Leslie Darmofal ('16-'17)Page address: http://ahn.mnsu.edu/nursing/institute/fellows/darmofal.html
Psychological Distress: Transitioning Patients from Survivorship to New Normal
The continuity of care support for patients and their families during cancer recovery is a population health issue. Greater numbers of people are living as cancer survivors, and may need different types of support and services than are offered for patients newly diagnosed with cancer. The purpose of this research is to see what types of psychological distress occur longitudinally in cancer survivorship and facilitate better communication between patient and provider. This research may allow stronger advocacy for long-term support and services in cancer survivorship. The Psychological Distress Thermometer (National Comprehensive Cancer Network), was a key instrument to assist in gauging patient’s perception of psychological distress at the time of their provider appointment. Patients with a prior cancer diagnosis were asked to participate and gauge their level of psychological distress by filling out the psychological distress tool and demographic information related to their cancer, and handing it to their provider. The use of cluster sampling statistics to analyze how patients perceived their coping and distress may give understanding of links between types of survivorship support needed for specific cancers at intervals over time.

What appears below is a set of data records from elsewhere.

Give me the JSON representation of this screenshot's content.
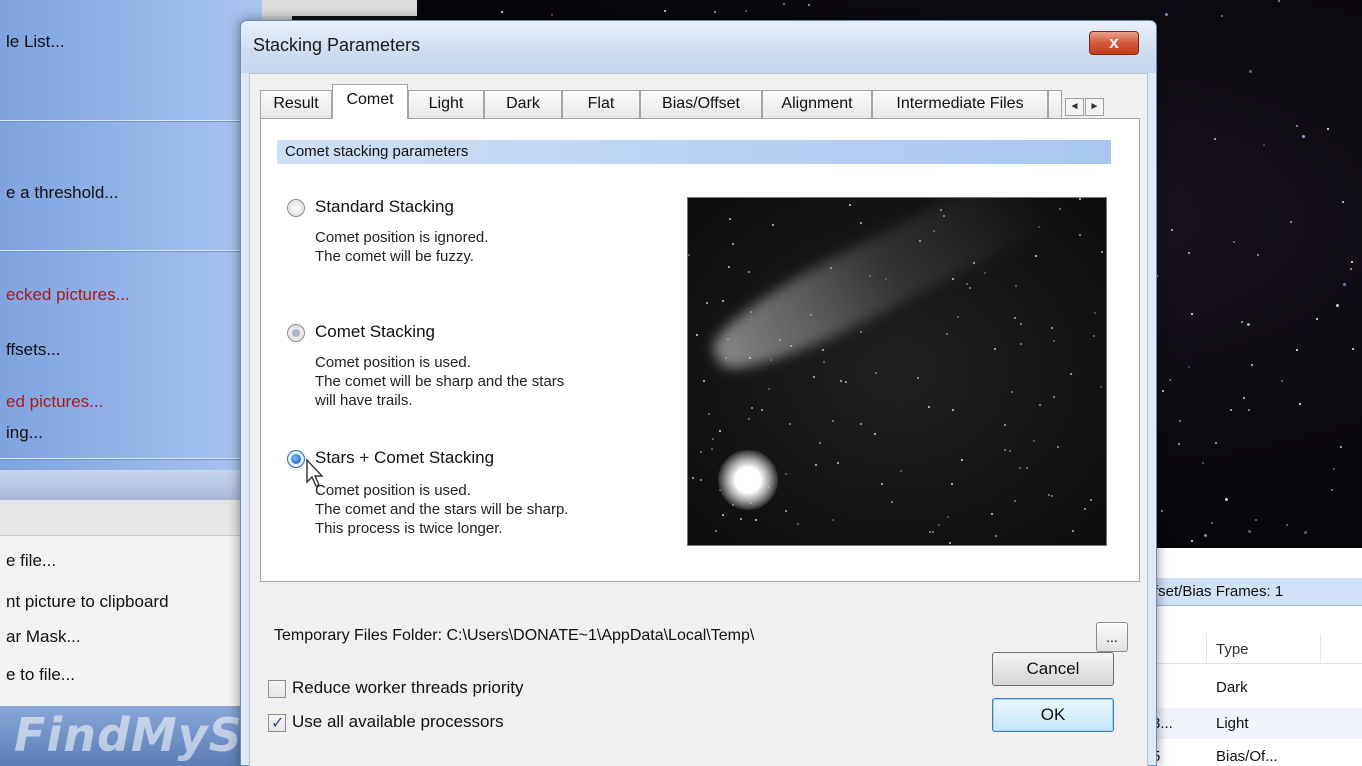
{
  "background_sidebar": {
    "items": [
      {
        "label": "le List...",
        "style": "dark"
      },
      {
        "label": "e a threshold...",
        "style": "dark"
      },
      {
        "label": "ecked pictures...",
        "style": "red"
      },
      {
        "label": "ffsets...",
        "style": "dark"
      },
      {
        "label": "ed pictures...",
        "style": "red"
      },
      {
        "label": "ing...",
        "style": "dark"
      },
      {
        "label": "e file...",
        "style": "dark"
      },
      {
        "label": "nt picture to clipboard",
        "style": "dark"
      },
      {
        "label": "ar Mask...",
        "style": "dark"
      },
      {
        "label": "e to file...",
        "style": "dark"
      }
    ],
    "watermark": "FindMySoft"
  },
  "background_list": {
    "header": "fset/Bias Frames: 1",
    "column_type": "Type",
    "rows": [
      {
        "c1": "",
        "c2": "Dark"
      },
      {
        "c1": "3...",
        "c2": "Light"
      },
      {
        "c1": "5",
        "c2": "Bias/Of..."
      }
    ]
  },
  "dialog": {
    "title": "Stacking Parameters",
    "close_glyph": "x",
    "tabs": [
      {
        "label": "Result",
        "active": false
      },
      {
        "label": "Comet",
        "active": true
      },
      {
        "label": "Light",
        "active": false
      },
      {
        "label": "Dark",
        "active": false
      },
      {
        "label": "Flat",
        "active": false
      },
      {
        "label": "Bias/Offset",
        "active": false
      },
      {
        "label": "Alignment",
        "active": false
      },
      {
        "label": "Intermediate Files",
        "active": false
      }
    ],
    "tab_scroll": {
      "left": "◄",
      "right": "►"
    },
    "group_header": "Comet stacking parameters",
    "options": [
      {
        "label": "Standard Stacking",
        "selected": false,
        "description_1": "Comet position is ignored.",
        "description_2": "The comet will be fuzzy."
      },
      {
        "label": "Comet Stacking",
        "selected": false,
        "description_1": "Comet position is used.",
        "description_2": "The comet will be sharp and the stars",
        "description_3": "will have trails."
      },
      {
        "label": "Stars + Comet Stacking",
        "selected": true,
        "description_1": "Comet position is used.",
        "description_2": "The comet and the stars will be sharp.",
        "description_3": "This process is twice longer."
      }
    ],
    "temp_folder_label": "Temporary Files Folder:",
    "temp_folder_path": "C:\\Users\\DONATE~1\\AppData\\Local\\Temp\\",
    "browse_label": "...",
    "reduce_priority_label": "Reduce worker threads priority",
    "reduce_priority_checked": false,
    "use_all_processors_label": "Use all available processors",
    "use_all_processors_checked": true,
    "cancel_label": "Cancel",
    "ok_label": "OK"
  }
}
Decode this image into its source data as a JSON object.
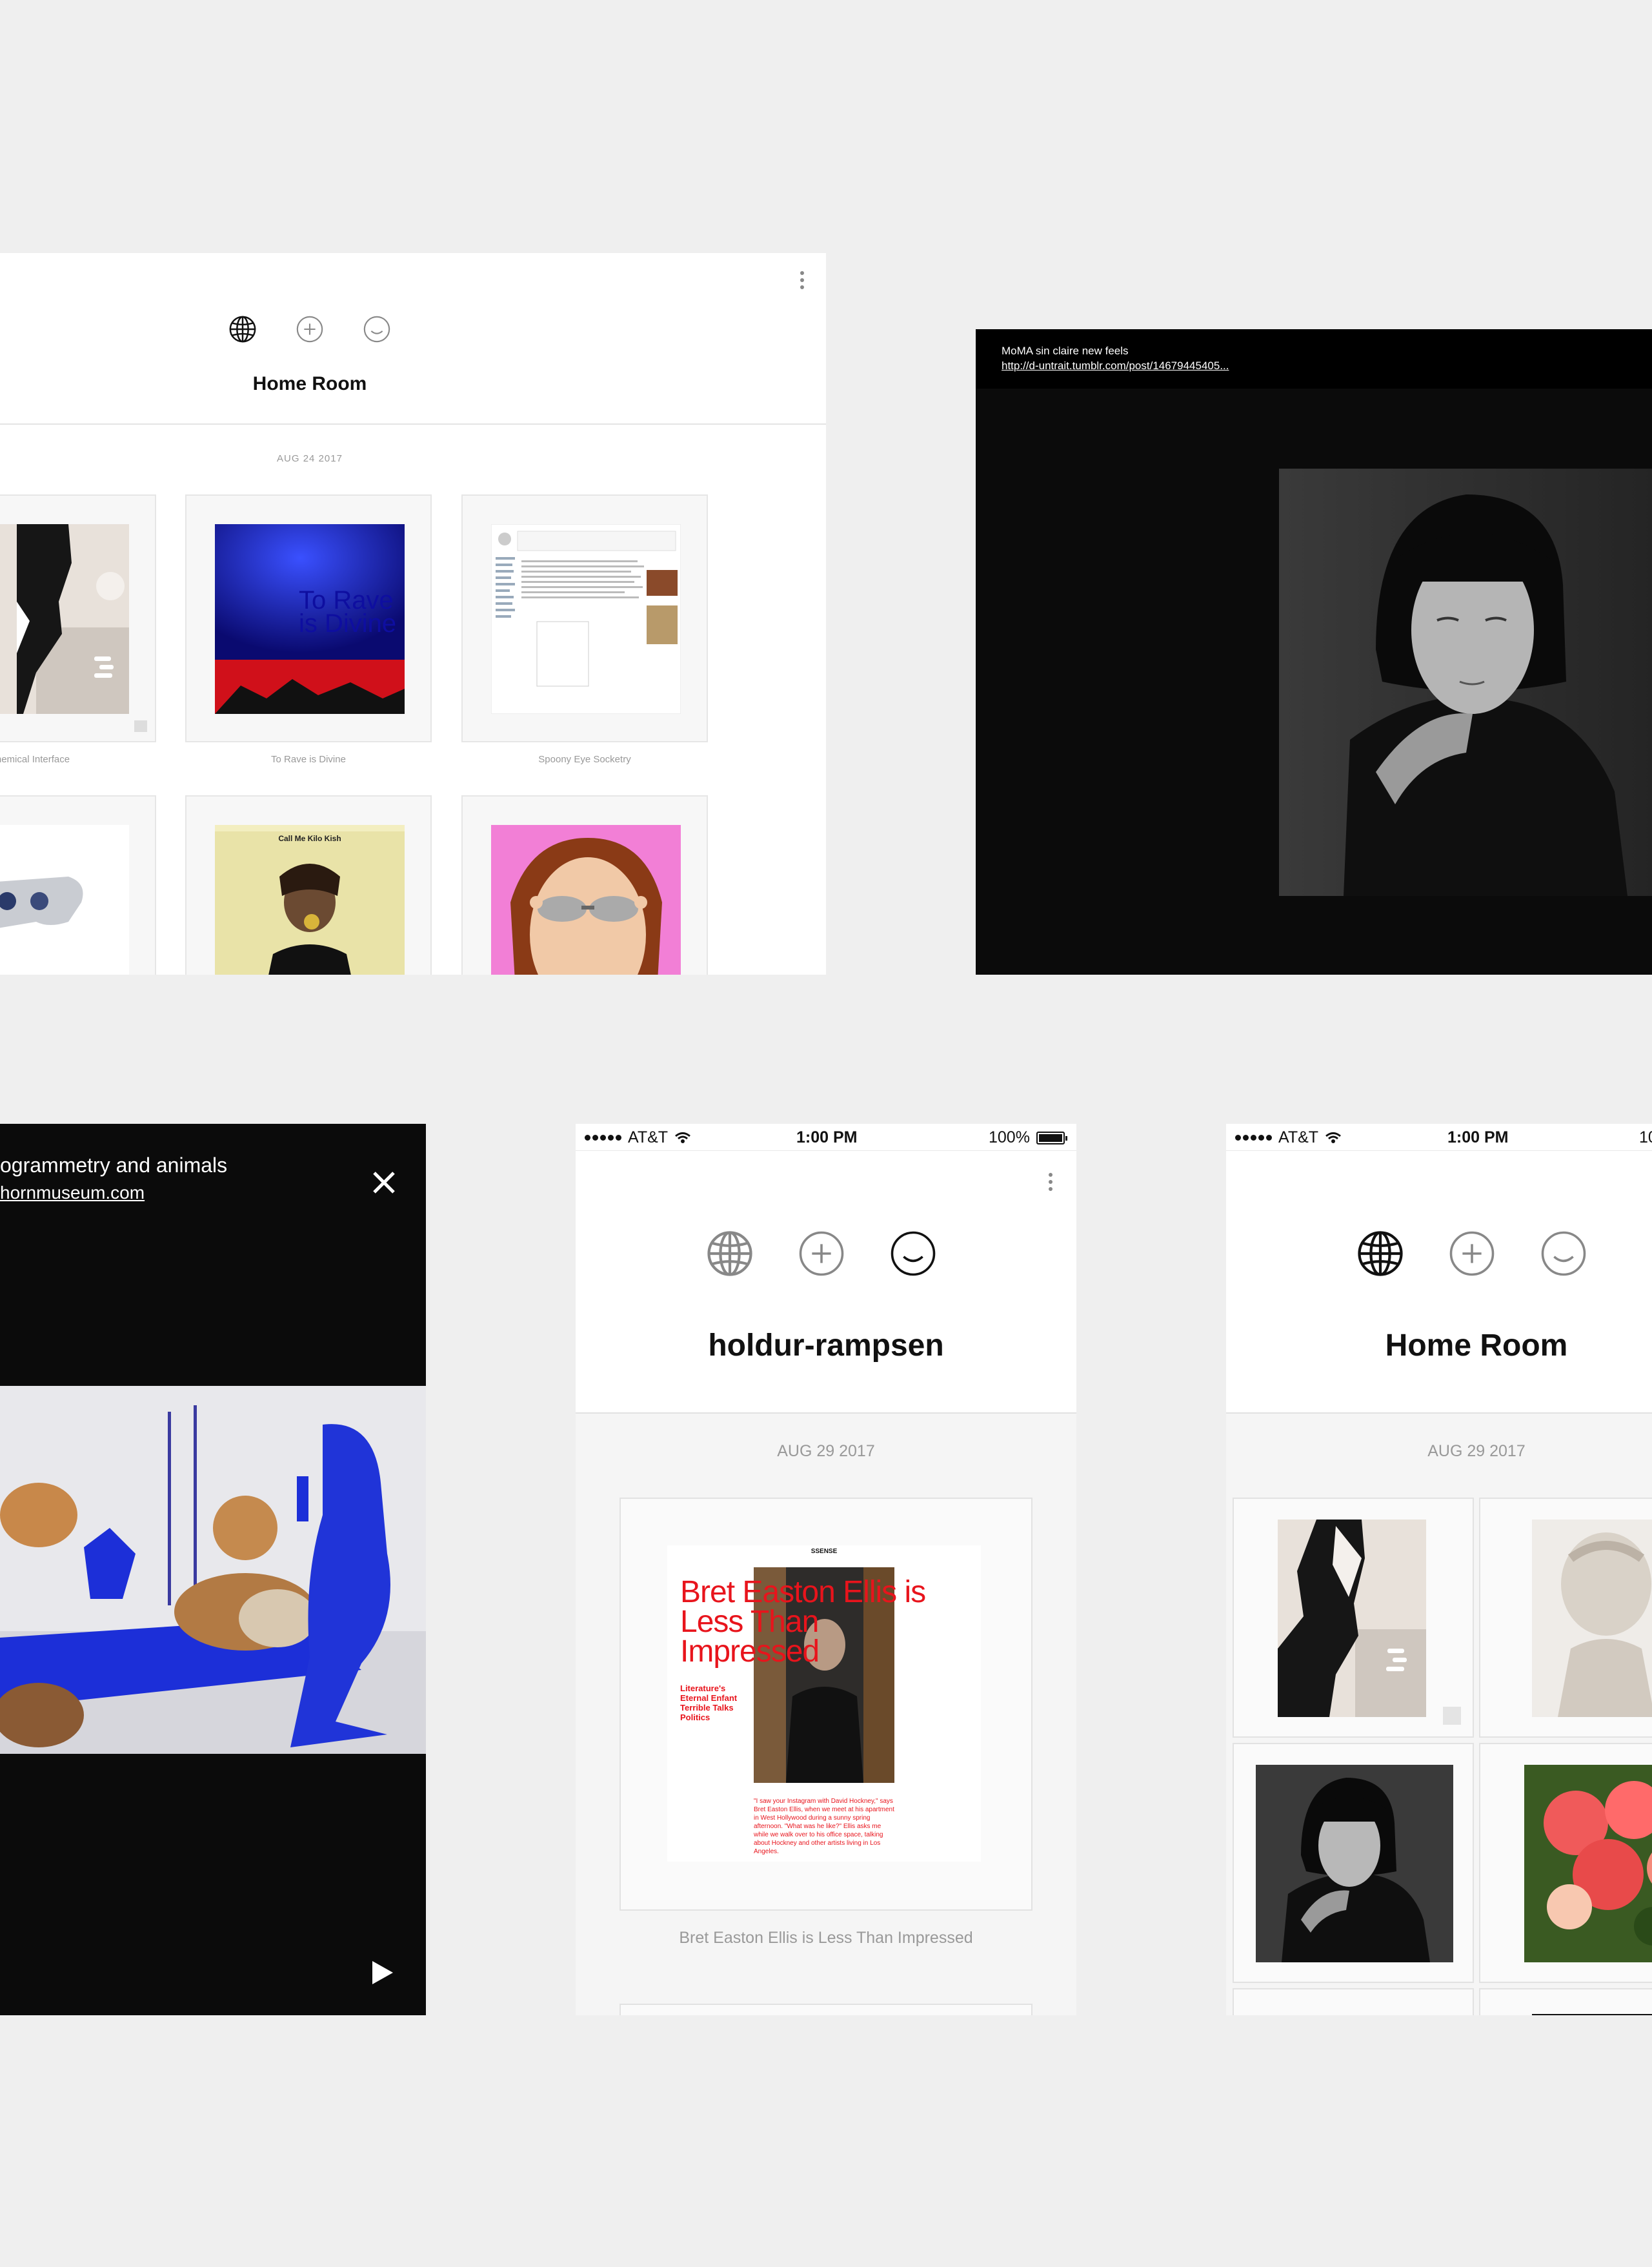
{
  "panel_desktop": {
    "title": "Home Room",
    "date": "AUG 24 2017",
    "tiles": [
      {
        "caption": "hemical Interface"
      },
      {
        "caption": "To Rave is Divine",
        "overlay_text": "To Rave is Divine"
      },
      {
        "caption": "Spoony Eye Socketry"
      },
      {
        "caption": ""
      },
      {
        "caption": "",
        "page_heading": "Call Me Kilo Kish"
      },
      {
        "caption": ""
      }
    ],
    "icons": [
      "globe-icon",
      "plus-circle-icon",
      "smiley-icon",
      "kebab-menu-icon"
    ]
  },
  "panel_image_viewer": {
    "title": "MoMA sin claire new feels",
    "link": "http://d-untrait.tumblr.com/post/14679445405..."
  },
  "panel_video_viewer": {
    "title": "ogrammetry and animals",
    "link": "hornmuseum.com",
    "icons": [
      "close-icon",
      "play-icon"
    ]
  },
  "phone_holdur": {
    "carrier": "AT&T",
    "time": "1:00 PM",
    "battery": "100%",
    "title": "holdur-rampsen",
    "date": "AUG 29 2017",
    "post": {
      "site": "SSENSE",
      "headline": "Bret Easton Ellis is Less Than Impressed",
      "sidebar": "Literature's Eternal Enfant Terrible Talks Politics",
      "quote": "\"I saw your Instagram with David Hockney,\" says Bret Easton Ellis, when we meet at his apartment in West Hollywood during a sunny spring afternoon. \"What was he like?\" Ellis asks me while we walk over to his office space, talking about Hockney and other artists living in Los Angeles."
    },
    "caption": "Bret Easton Ellis is Less Than Impressed"
  },
  "phone_home": {
    "carrier": "AT&T",
    "time": "1:00 PM",
    "battery": "10",
    "title": "Home Room",
    "date": "AUG 29 2017"
  },
  "colors": {
    "background": "#efefef",
    "accent_red": "#e8141c",
    "ssense_blue": "#1515d8",
    "klein_blue": "#1c2fd8"
  }
}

This research allowed nurses and providers to better understand what types of distress cancer survivors are experiencing longitudinally, and facilitate advocacy.